Photo credit: Thearon W. Henderson
Some people are calling for Hirschbeck to be fined and suspended. It's probably worth noting that, in other lines of work, a member of staff initiating a confrontation with and ultimately expelling a performer from a venue they were expected to perform at would be a fireable offense. I'm not necessarily saying Hirschbeck is a bad person, or even a bad umpire who needs to be fired. Everybody has bad days when we look our worst, and for umpires those will, occasionally, come at the worst possible time, in front of thousands of eyes.
Luckily for Hirschbeck, though, he doesn't need to worry about serious repercussions from the incident, because Major League Baseball, as an organization, act strongly in situations like this. The result is that umpire controversy is becoming the norm, rather than the exception.
For years now, it seems like umpires have been getting worse and worse at their jobs. Maybe that's the case, or maybe we're just better able to see just how bad they are now that we've got electronic pitch zones showing their every mistake inning after inning. Either way, the performance is pathetic, but the same cast of characters returns year after year.
Even the worst-of-the-worst like Angel Hernandez, whose whole career is just a string of incidents like this one involving Hirschbeck has managed to hold onto his job. Yes, he's been fined. Yes, he's been suspended. But clearly whatever system of punishment and deterrence is in place is not enough, because stuff like this keeps happening.

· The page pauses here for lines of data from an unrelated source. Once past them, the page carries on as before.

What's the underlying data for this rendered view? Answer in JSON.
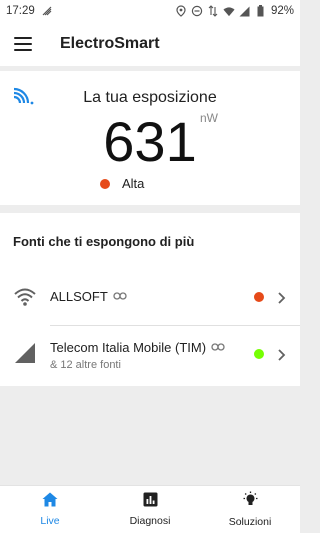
{
  "status_bar": {
    "time": "17:29",
    "battery": "92%"
  },
  "app": {
    "title": "ElectroSmart"
  },
  "exposure": {
    "title": "La tua esposizione",
    "value": "631",
    "unit": "nW",
    "level": "Alta",
    "level_color": "#e64a19"
  },
  "sources": {
    "title": "Fonti che ti espongono di più",
    "items": [
      {
        "name": "ALLSOFT",
        "subtitle": "",
        "icon": "wifi-icon",
        "dot_color": "#e64a19"
      },
      {
        "name": "Telecom Italia Mobile (TIM)",
        "subtitle": "& 12 altre fonti",
        "icon": "cellular-icon",
        "dot_color": "#76ff03"
      }
    ]
  },
  "bottom_nav": {
    "items": [
      {
        "label": "Live",
        "icon": "home-icon",
        "active": true
      },
      {
        "label": "Diagnosi",
        "icon": "chart-icon",
        "active": false
      },
      {
        "label": "Soluzioni",
        "icon": "bulb-icon",
        "active": false
      }
    ],
    "accent": "#1e88e5"
  }
}
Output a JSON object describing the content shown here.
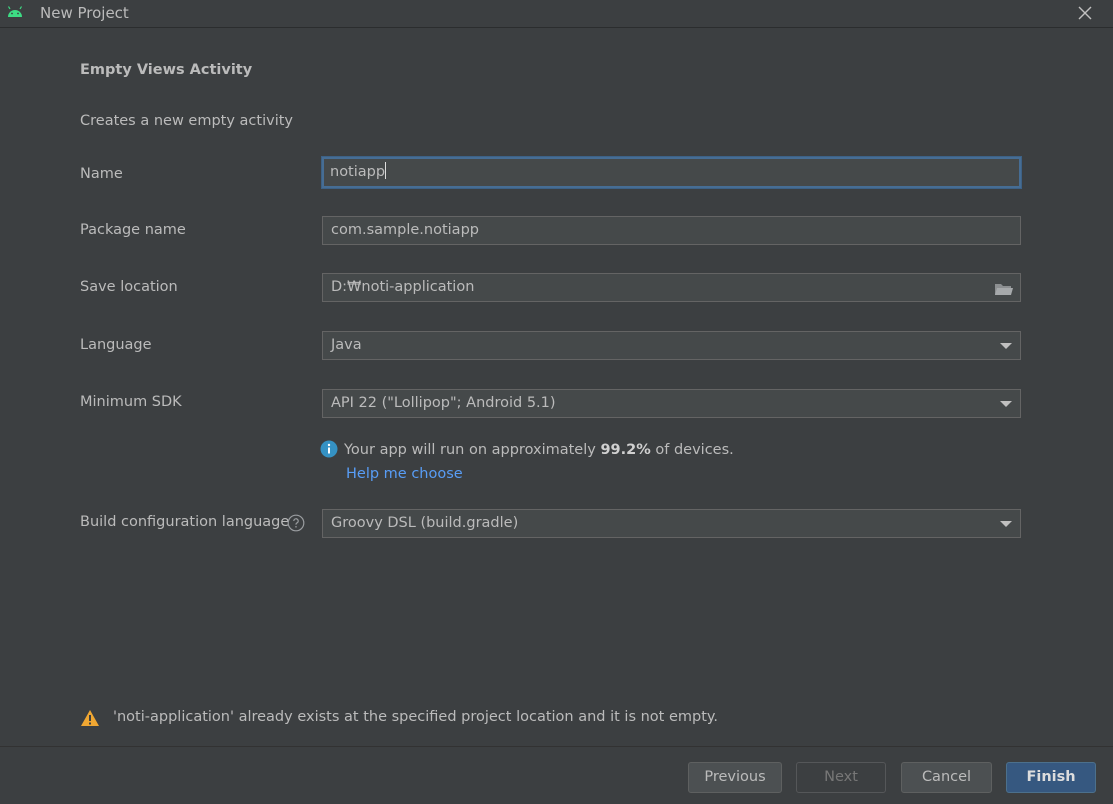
{
  "window": {
    "title": "New Project",
    "app_icon": "android-icon",
    "close_icon": "close-icon"
  },
  "template": {
    "heading": "Empty Views Activity",
    "description": "Creates a new empty activity"
  },
  "form": {
    "name": {
      "label": "Name",
      "value": "notiapp"
    },
    "package_name": {
      "label": "Package name",
      "value": "com.sample.notiapp"
    },
    "save_location": {
      "label": "Save location",
      "value": "D:₩noti-application",
      "icon": "folder-icon"
    },
    "language": {
      "label": "Language",
      "value": "Java"
    },
    "minimum_sdk": {
      "label": "Minimum SDK",
      "value": "API 22 (\"Lollipop\"; Android 5.1)"
    },
    "sdk_info": {
      "prefix": "Your app will run on approximately ",
      "percent": "99.2%",
      "suffix": " of devices.",
      "icon": "info-icon",
      "help_link": "Help me choose"
    },
    "build_config": {
      "label": "Build configuration language",
      "value": "Groovy DSL (build.gradle)",
      "icon": "help-circle-icon"
    }
  },
  "warning": {
    "icon": "warning-icon",
    "text": "'noti-application' already exists at the specified project location and it is not empty."
  },
  "buttons": {
    "previous": "Previous",
    "next": "Next",
    "cancel": "Cancel",
    "finish": "Finish"
  },
  "colors": {
    "background": "#3c3f41",
    "field_background": "#45494a",
    "focus_border": "#466d94",
    "link": "#589df6",
    "info": "#3592c4",
    "warning": "#f0a732",
    "primary_button": "#365880",
    "android_green": "#3ddc84"
  }
}
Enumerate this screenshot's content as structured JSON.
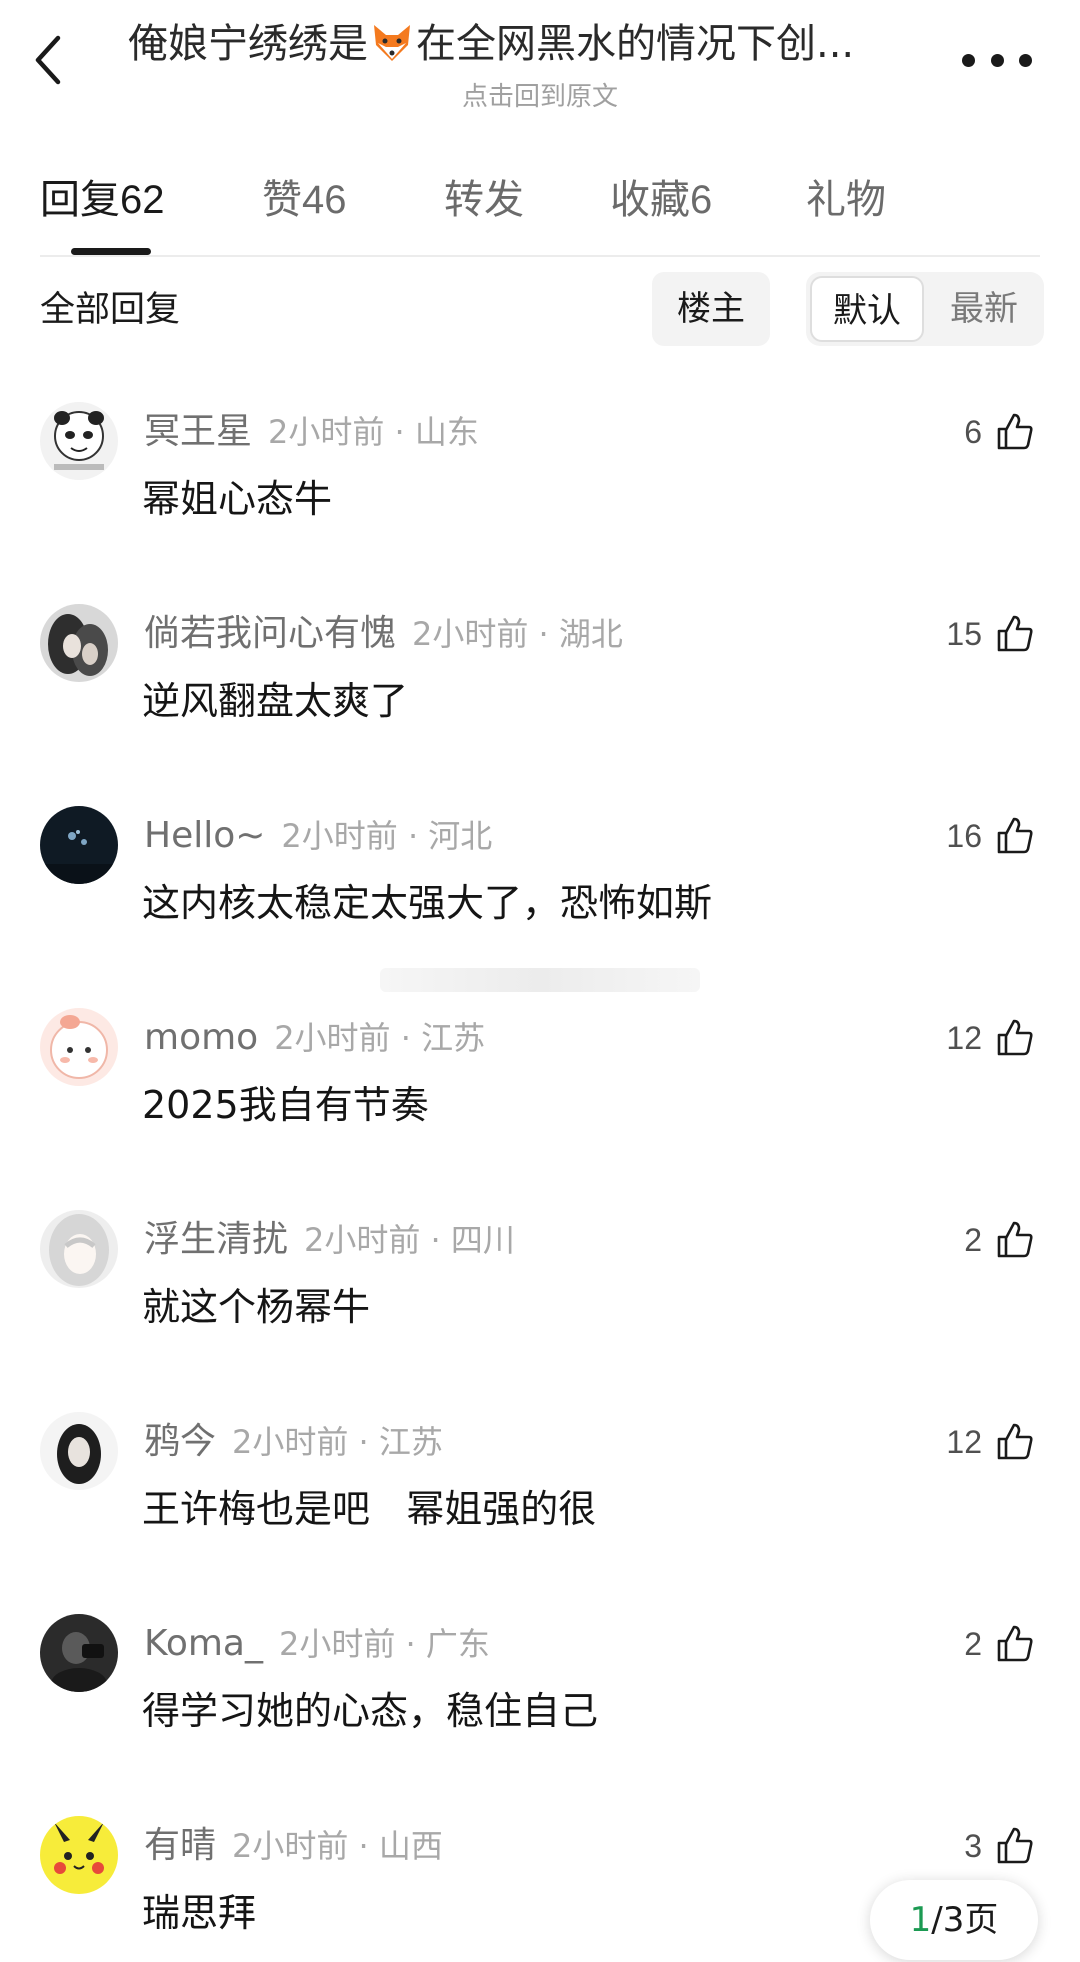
{
  "header": {
    "title_before": "俺娘宁绣绣是",
    "title_after": "在全网黑水的情况下创...",
    "subtitle": "点击回到原文"
  },
  "tabs": [
    {
      "label": "回复",
      "count": "62"
    },
    {
      "label": "赞",
      "count": "46"
    },
    {
      "label": "转发",
      "count": ""
    },
    {
      "label": "收藏",
      "count": "6"
    },
    {
      "label": "礼物",
      "count": ""
    }
  ],
  "filter": {
    "label": "全部回复",
    "host": "楼主",
    "sort_default": "默认",
    "sort_latest": "最新"
  },
  "comments": [
    {
      "user": "冥王星",
      "time": "2小时前 · 山东",
      "content": "幂姐心态牛",
      "likes": "6"
    },
    {
      "user": "倘若我问心有愧",
      "time": "2小时前 · 湖北",
      "content": "逆风翻盘太爽了",
      "likes": "15"
    },
    {
      "user": "Hello~",
      "time": "2小时前 · 河北",
      "content": "这内核太稳定太强大了，恐怖如斯",
      "likes": "16"
    },
    {
      "user": "momo",
      "time": "2小时前 · 江苏",
      "content": "2025我自有节奏",
      "likes": "12"
    },
    {
      "user": "浮生清扰",
      "time": "2小时前 · 四川",
      "content": "就这个杨幂牛",
      "likes": "2"
    },
    {
      "user": "鸦今",
      "time": "2小时前 · 江苏",
      "content": "王许梅也是吧   幂姐强的很",
      "likes": "12"
    },
    {
      "user": "Koma_",
      "time": "2小时前 · 广东",
      "content": "得学习她的心态，稳住自己",
      "likes": "2"
    },
    {
      "user": "有晴",
      "time": "2小时前 · 山西",
      "content": "瑞思拜",
      "likes": "3"
    }
  ],
  "pager": {
    "current": "1",
    "total": "/3页"
  },
  "colors": {
    "accent_green": "#1c9a53",
    "text_primary": "#1a1a1a",
    "text_secondary": "#707070"
  }
}
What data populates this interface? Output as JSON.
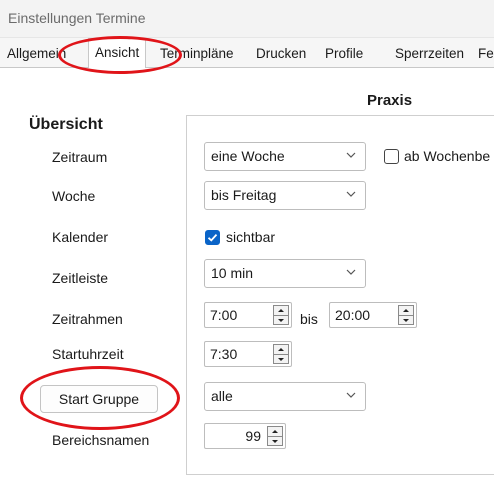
{
  "window": {
    "title": "Einstellungen Termine"
  },
  "tabs": [
    {
      "label": "Allgemein"
    },
    {
      "label": "Ansicht",
      "active": true
    },
    {
      "label": "Terminpläne"
    },
    {
      "label": "Drucken"
    },
    {
      "label": "Profile"
    },
    {
      "label": "Sperrzeiten"
    },
    {
      "label": "Fe"
    }
  ],
  "section": {
    "title": "Übersicht",
    "column_header": "Praxis"
  },
  "rows": {
    "zeitraum": {
      "label": "Zeitraum",
      "value": "eine Woche",
      "checkbox_label": "ab Wochenbe",
      "checkbox_checked": false
    },
    "woche": {
      "label": "Woche",
      "value": "bis Freitag"
    },
    "kalender": {
      "label": "Kalender",
      "checkbox_label": "sichtbar",
      "checkbox_checked": true
    },
    "zeitleiste": {
      "label": "Zeitleiste",
      "value": "10 min"
    },
    "zeitrahmen": {
      "label": "Zeitrahmen",
      "from": "7:00",
      "separator": "bis",
      "to": "20:00"
    },
    "startuhrzeit": {
      "label": "Startuhrzeit",
      "value": "7:30"
    },
    "start_gruppe": {
      "button_label": "Start Gruppe",
      "value": "alle"
    },
    "bereichsnamen": {
      "label": "Bereichsnamen",
      "value": "99"
    }
  },
  "annotations": {
    "color": "#e01419",
    "shape": "ellipse"
  },
  "colors": {
    "checkbox_checked": "#0a64c8"
  }
}
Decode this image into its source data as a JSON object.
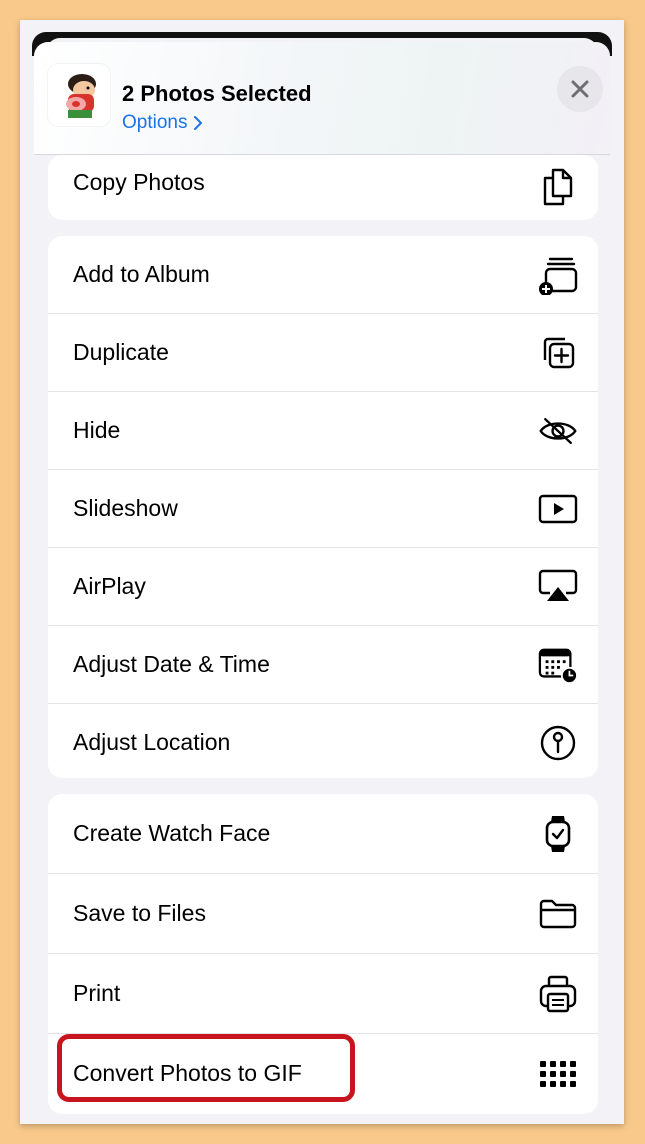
{
  "header": {
    "title": "2 Photos Selected",
    "options_label": "Options",
    "options_chevron": "chevron-right-icon",
    "close_icon": "close-icon",
    "thumbnail": "cartoon-character-thumbnail"
  },
  "accent_color": "#1a73e8",
  "highlight_color": "#c8141e",
  "groups": [
    {
      "items": [
        {
          "label": "Copy Photos",
          "icon": "copy-icon"
        }
      ]
    },
    {
      "items": [
        {
          "label": "Add to Album",
          "icon": "add-to-album-icon"
        },
        {
          "label": "Duplicate",
          "icon": "duplicate-icon"
        },
        {
          "label": "Hide",
          "icon": "eye-slash-icon"
        },
        {
          "label": "Slideshow",
          "icon": "play-rectangle-icon"
        },
        {
          "label": "AirPlay",
          "icon": "airplay-icon"
        },
        {
          "label": "Adjust Date & Time",
          "icon": "calendar-clock-icon"
        },
        {
          "label": "Adjust Location",
          "icon": "location-pin-icon"
        }
      ]
    },
    {
      "items": [
        {
          "label": "Create Watch Face",
          "icon": "watch-icon"
        },
        {
          "label": "Save to Files",
          "icon": "folder-icon"
        },
        {
          "label": "Print",
          "icon": "printer-icon"
        },
        {
          "label": "Convert Photos to GIF",
          "icon": "grid-dots-icon"
        }
      ]
    }
  ]
}
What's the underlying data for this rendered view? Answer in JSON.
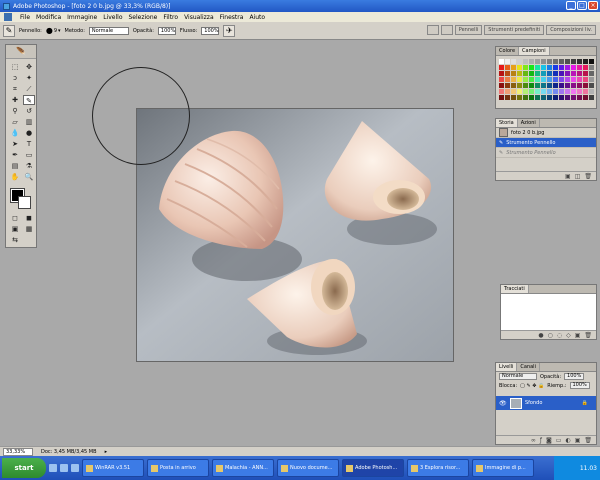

A big part of this problem is likely the strength of the Major League Umpire's Association. Still, this is a fight the MLB has to risk if they want to maintain the legitimacy of their product. The time has come to make an example and hold an umpire accountable for bad job performance by doing the natural thing and firing them. It doesn't have to be Hirschbeck. It's hard to imagine, after all, that Angel Hernandez will make them wait long for an excuse to improve the game by removing him from the equation.
And, if in the end the union proves impossible to quell, that's really not a problem. After all, the technology is there to remove umpires from the equation entirely. They're an obsolete vestige of the past, and one that should really stop drawing attention to itself if it wants to continue its present parasitic relationship with the game.